But, many discard this view that the agitation is for education and government jobs alone as too simplistic to explain the Patidar youth’s angst.
“Patidars want to be a dominant caste,” says Bhavna Patel, a former government employee and former functionary of the Rashtriya Swayamsevika Sangh (women’s wing of the RSS). “The lack of education they cite is mostly because of a conscious choice to drop out of school and pursue business or agriculture.” A Marathi Brahmin married to a Gujarati Koli (OBC), she recommends inter-caste marriages to end caste differences.
“When Patidars go to register land, they realise that members of communities lower than them in the caste system are sitting across the desk,” says Bhavna Patel. “But the Patidars’ demand for reservation is a faux demand and is aimed at removing reservation because direct anti-reservation agitations have never helped. But they cannot be accommodated in the current OBC list because they are neither educationally backward nor socially backward.”
To enter the list, they need political backing. And, having in a sense failed to leverage the patronage of both the BJP and the Congress in this respect, it’s taking on an autonomous spirit.
Realising that losing Patidar support could weaken their electoral prospects, the BJP had tried to salvage the relationship.
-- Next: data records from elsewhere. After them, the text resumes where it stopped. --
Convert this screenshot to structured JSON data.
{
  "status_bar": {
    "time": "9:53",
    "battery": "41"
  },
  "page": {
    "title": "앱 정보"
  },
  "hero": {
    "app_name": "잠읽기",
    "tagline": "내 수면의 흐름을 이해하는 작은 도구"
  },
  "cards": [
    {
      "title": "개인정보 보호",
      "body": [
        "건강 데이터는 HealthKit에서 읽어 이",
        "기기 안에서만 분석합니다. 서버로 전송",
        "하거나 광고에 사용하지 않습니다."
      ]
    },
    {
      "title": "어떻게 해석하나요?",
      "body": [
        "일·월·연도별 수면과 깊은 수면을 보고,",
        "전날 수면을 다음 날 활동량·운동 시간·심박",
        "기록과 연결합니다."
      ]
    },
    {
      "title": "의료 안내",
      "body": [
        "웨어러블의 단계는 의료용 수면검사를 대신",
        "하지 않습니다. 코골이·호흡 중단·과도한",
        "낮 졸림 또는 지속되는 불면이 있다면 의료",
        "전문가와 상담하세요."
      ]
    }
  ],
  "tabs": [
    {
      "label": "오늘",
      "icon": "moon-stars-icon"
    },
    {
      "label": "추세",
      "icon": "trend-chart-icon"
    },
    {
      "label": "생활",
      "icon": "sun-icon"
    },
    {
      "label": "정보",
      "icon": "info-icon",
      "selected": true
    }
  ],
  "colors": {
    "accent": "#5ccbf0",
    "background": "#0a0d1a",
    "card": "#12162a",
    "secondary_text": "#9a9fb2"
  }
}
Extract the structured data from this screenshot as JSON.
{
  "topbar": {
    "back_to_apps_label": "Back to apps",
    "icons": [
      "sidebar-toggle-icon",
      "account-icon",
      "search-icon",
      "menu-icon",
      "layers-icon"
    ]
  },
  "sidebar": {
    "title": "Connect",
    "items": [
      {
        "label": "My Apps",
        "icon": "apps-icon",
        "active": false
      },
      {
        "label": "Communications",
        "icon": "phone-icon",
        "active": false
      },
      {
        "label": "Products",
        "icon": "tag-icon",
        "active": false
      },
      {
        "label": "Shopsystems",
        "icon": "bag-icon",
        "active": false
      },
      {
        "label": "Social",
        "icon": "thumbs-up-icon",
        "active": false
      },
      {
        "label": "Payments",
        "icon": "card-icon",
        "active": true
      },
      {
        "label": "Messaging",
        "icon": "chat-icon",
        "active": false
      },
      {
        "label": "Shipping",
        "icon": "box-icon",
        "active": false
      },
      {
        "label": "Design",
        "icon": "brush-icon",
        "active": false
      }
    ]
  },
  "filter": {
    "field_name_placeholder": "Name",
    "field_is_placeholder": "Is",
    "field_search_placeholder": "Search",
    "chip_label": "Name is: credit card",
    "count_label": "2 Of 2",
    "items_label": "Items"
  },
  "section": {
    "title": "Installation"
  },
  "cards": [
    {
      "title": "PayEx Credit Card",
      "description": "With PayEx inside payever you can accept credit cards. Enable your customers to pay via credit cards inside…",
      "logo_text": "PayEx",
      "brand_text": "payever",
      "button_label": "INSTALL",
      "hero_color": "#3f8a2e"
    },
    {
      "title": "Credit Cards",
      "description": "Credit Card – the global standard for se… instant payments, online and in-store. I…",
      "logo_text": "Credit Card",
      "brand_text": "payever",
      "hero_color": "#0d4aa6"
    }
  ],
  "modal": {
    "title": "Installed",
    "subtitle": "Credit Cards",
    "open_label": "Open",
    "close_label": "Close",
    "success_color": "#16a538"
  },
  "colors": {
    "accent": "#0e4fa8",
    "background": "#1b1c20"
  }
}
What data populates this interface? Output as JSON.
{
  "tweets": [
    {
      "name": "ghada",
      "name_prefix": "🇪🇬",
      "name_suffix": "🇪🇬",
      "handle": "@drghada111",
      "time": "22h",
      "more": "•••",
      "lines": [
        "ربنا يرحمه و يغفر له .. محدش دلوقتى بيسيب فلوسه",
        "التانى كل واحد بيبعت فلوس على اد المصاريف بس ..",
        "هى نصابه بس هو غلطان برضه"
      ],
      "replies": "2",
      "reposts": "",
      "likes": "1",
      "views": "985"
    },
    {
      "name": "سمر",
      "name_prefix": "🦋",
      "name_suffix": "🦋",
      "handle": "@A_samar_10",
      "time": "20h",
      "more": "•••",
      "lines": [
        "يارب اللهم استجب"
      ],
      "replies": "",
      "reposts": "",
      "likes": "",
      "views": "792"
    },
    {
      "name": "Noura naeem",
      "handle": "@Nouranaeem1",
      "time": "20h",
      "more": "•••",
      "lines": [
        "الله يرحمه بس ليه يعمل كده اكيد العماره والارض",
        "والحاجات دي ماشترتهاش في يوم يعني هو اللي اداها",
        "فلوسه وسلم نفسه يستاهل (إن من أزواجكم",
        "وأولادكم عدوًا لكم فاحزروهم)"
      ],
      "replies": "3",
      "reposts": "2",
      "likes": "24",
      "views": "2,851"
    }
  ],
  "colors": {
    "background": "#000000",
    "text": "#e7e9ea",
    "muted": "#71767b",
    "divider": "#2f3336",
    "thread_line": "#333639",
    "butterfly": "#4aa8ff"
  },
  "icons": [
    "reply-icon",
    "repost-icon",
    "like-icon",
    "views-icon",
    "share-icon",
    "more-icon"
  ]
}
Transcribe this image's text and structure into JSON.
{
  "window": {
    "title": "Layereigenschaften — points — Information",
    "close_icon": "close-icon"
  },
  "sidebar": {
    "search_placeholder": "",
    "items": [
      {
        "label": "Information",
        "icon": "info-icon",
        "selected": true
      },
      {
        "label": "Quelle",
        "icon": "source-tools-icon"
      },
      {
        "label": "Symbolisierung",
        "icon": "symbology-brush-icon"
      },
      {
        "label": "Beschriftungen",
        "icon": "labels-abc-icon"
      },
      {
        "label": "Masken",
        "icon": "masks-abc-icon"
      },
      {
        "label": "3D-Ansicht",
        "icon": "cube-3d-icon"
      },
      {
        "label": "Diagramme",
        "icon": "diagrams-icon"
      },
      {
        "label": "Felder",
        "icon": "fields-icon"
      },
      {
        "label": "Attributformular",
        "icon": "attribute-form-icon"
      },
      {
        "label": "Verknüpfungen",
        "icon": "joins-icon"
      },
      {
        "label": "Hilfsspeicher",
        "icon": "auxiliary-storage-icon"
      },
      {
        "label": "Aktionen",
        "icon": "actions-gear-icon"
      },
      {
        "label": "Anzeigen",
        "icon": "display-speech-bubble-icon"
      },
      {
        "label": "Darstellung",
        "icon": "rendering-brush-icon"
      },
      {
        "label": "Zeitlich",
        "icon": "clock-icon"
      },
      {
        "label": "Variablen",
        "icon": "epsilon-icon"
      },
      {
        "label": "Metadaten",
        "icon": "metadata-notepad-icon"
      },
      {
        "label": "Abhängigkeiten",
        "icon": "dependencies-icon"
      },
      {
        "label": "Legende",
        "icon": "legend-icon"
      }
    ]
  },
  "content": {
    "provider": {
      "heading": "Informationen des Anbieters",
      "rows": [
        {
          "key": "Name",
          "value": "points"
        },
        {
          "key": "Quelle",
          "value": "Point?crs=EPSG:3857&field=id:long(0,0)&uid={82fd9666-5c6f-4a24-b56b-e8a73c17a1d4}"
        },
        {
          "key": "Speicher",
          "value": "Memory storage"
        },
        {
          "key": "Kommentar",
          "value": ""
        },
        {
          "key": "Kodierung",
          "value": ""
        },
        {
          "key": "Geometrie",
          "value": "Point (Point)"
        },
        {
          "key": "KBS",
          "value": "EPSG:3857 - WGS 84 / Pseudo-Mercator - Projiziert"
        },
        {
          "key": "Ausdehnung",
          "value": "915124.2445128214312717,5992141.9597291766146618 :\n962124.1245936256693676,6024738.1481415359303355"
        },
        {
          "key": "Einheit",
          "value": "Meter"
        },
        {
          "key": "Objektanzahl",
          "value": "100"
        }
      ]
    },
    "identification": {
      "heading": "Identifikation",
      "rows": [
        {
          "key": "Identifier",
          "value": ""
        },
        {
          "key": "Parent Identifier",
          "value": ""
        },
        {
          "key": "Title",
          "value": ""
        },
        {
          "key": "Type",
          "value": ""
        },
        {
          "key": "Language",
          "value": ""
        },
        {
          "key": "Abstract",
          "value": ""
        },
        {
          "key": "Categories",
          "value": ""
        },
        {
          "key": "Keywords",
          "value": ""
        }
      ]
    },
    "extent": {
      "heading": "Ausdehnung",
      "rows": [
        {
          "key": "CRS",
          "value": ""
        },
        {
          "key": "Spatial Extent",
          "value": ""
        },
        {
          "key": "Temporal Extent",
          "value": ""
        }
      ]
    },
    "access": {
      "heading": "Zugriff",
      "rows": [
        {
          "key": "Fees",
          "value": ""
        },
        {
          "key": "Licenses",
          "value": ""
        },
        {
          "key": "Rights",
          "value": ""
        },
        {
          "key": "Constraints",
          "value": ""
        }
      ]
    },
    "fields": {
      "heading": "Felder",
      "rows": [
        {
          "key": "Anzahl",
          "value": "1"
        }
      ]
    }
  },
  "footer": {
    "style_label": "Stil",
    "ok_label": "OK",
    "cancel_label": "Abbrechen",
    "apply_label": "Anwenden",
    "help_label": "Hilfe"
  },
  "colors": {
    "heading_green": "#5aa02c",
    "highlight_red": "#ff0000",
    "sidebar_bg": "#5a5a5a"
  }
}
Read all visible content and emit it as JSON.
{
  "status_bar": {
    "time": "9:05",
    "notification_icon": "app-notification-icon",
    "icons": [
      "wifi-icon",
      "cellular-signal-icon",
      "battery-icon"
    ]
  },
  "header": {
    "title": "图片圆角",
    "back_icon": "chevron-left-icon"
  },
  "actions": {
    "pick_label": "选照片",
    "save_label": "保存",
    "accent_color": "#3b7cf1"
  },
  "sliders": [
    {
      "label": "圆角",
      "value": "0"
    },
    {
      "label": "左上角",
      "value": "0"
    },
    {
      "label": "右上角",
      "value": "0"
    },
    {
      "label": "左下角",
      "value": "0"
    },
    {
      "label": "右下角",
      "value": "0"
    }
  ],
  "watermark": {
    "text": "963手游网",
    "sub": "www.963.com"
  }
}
While Anandiben Patel was the chief minister, the government passed an ordinance introducing a fresh 10 per cent reservation under a newly declared Economically Backward Class (EBC) category. Though the Gujarat High Court struck it down as unconstitutional, the Supreme Court restored it temporarily until it could decide on the issue.
But Patidars rejected the quota, calling it “lollipop politics”. They wanted reservation within the 27 per cent under the OBC category instead of being apportioned a pie from the general category share. Patidars didn’t bite the bait because they were sure this additional quota wouldn’t stand judicial scrutiny.
This gap between reality and aspiration is what gave the Aam Admi Party (AAP), born and brought up in Delhi, elbow room in Gujarat. Hardik recently issued statements supporting Delhi chief minister Arvind Kejriwal. It is this new-found love that let AAP hold its rally recently in Yogi Chowk, which is at the centre of the Patidar community-populated Varachcha in Surat. During the rally, Kejriwal’s speech centred around Patidars and their agitation, though the crowd also had circumspect Thakores and Kolis. At the entrance to the meeting ground, Hardik leered down at the spectators from a poster put up since his release from prison a few months back, where he was held on sedition charges. Its legend reads: “Babbar (lion) is back”.
By Ushinor Majumdar in Ahmedabad and Surat